[RECORDS SHOWN]
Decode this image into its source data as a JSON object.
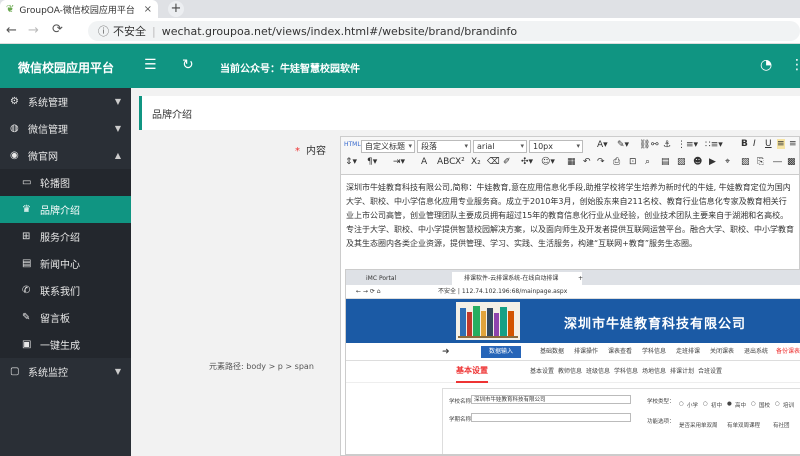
{
  "browser": {
    "tab_title": "GroupOA-微信校园应用平台",
    "tab_close": "×",
    "new_tab": "+",
    "back": "←",
    "forward": "→",
    "reload": "C",
    "security_label": "不安全",
    "url": "wechat.groupoa.net/views/index.html#/website/brand/brandinfo"
  },
  "header": {
    "app_title": "微信校园应用平台",
    "current_account_label": "当前公众号：牛娃智慧校园软件"
  },
  "sidebar": {
    "items": [
      {
        "label": "系统管理",
        "icon": "gear-icon",
        "expanded": false
      },
      {
        "label": "微信管理",
        "icon": "wechat-icon",
        "expanded": false
      },
      {
        "label": "微官网",
        "icon": "globe-icon",
        "expanded": true,
        "children": [
          {
            "label": "轮播图",
            "icon": "slideshow-icon"
          },
          {
            "label": "品牌介绍",
            "icon": "crown-icon",
            "active": true
          },
          {
            "label": "服务介绍",
            "icon": "grid-icon"
          },
          {
            "label": "新闻中心",
            "icon": "news-icon"
          },
          {
            "label": "联系我们",
            "icon": "phone-icon"
          },
          {
            "label": "留言板",
            "icon": "pencil-icon"
          },
          {
            "label": "一键生成",
            "icon": "box-icon"
          }
        ]
      },
      {
        "label": "系统监控",
        "icon": "monitor-icon",
        "expanded": false
      }
    ]
  },
  "page": {
    "section_title": "品牌介绍",
    "field_label": "内容",
    "required_mark": "*"
  },
  "editor": {
    "html_label": "HTML",
    "custom_title": "自定义标题",
    "paragraph": "段落",
    "font": "arial",
    "size": "10px",
    "content_text": "深圳市牛娃教育科技有限公司,简称：牛娃教育,意在应用信息化手段,助推学校将学生培养为新时代的牛娃, 牛娃教育定位为国内大学、职校、中小学信息化应用专业服务商。成立于2010年3月，创始股东来自211名校、教育行业信息化专家及教育相关行业上市公司高管，创业管理团队主要成员拥有超过15年的教育信息化行业从业经验，创业技术团队主要来自于湖湘和名高校。专注于大学、职校、中小学提供智慧校园解决方案，以及面向师生及开发者提供互联网运营平台。融合大学、职校、中小学教育及其生态圈内各类企业资源，提供管理、学习、实践、生活服务，构建“互联网+教育”服务生态圈。",
    "status_path": "元素路径: body > p > span"
  },
  "embedded": {
    "tab1": "iMC Portal",
    "tab2": "排课软件-云排课系统-在线自动排课",
    "new_tab": "+",
    "security_label": "不安全",
    "url": "112.74.102.196:68/mainpage.aspx",
    "company_name": "深圳市牛娃教育科技有限公司",
    "data_entry_btn": "数据输入",
    "nav_items": [
      "基础数据",
      "排课操作",
      "课表查看",
      "学科信息",
      "走班排课",
      "关闭课表",
      "退出系统"
    ],
    "backup_label": "备份课表",
    "tabs_row": [
      "基本设置"
    ],
    "sub_tabs": [
      "基本设置",
      "教师信息",
      "班级信息",
      "学科信息",
      "场地信息",
      "排课计划",
      "合班设置"
    ],
    "form": {
      "school_name_label": "学校名称：",
      "school_name_value": "深圳市牛娃教育科技有限公司",
      "school_id_label": "学期名称：",
      "school_type_label": "学校类型：",
      "school_types": [
        "小学",
        "初中",
        "高中",
        "国校",
        "培训"
      ],
      "func_label": "功能选项：",
      "func_opt1": "是否采用单双周",
      "func_opt2": "有单双周课程",
      "func_opt3": "有社团"
    }
  }
}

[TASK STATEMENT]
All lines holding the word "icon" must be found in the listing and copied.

[REPLY TO THE EXERCISE]
        "icon": "gear-icon",
        "icon": "wechat-icon",
        "icon": "globe-icon",
            "icon": "slideshow-icon"
            "icon": "crown-icon",
            "icon": "grid-icon"
            "icon": "news-icon"
            "icon": "phone-icon"
            "icon": "pencil-icon"
            "icon": "box-icon"
        "icon": "monitor-icon",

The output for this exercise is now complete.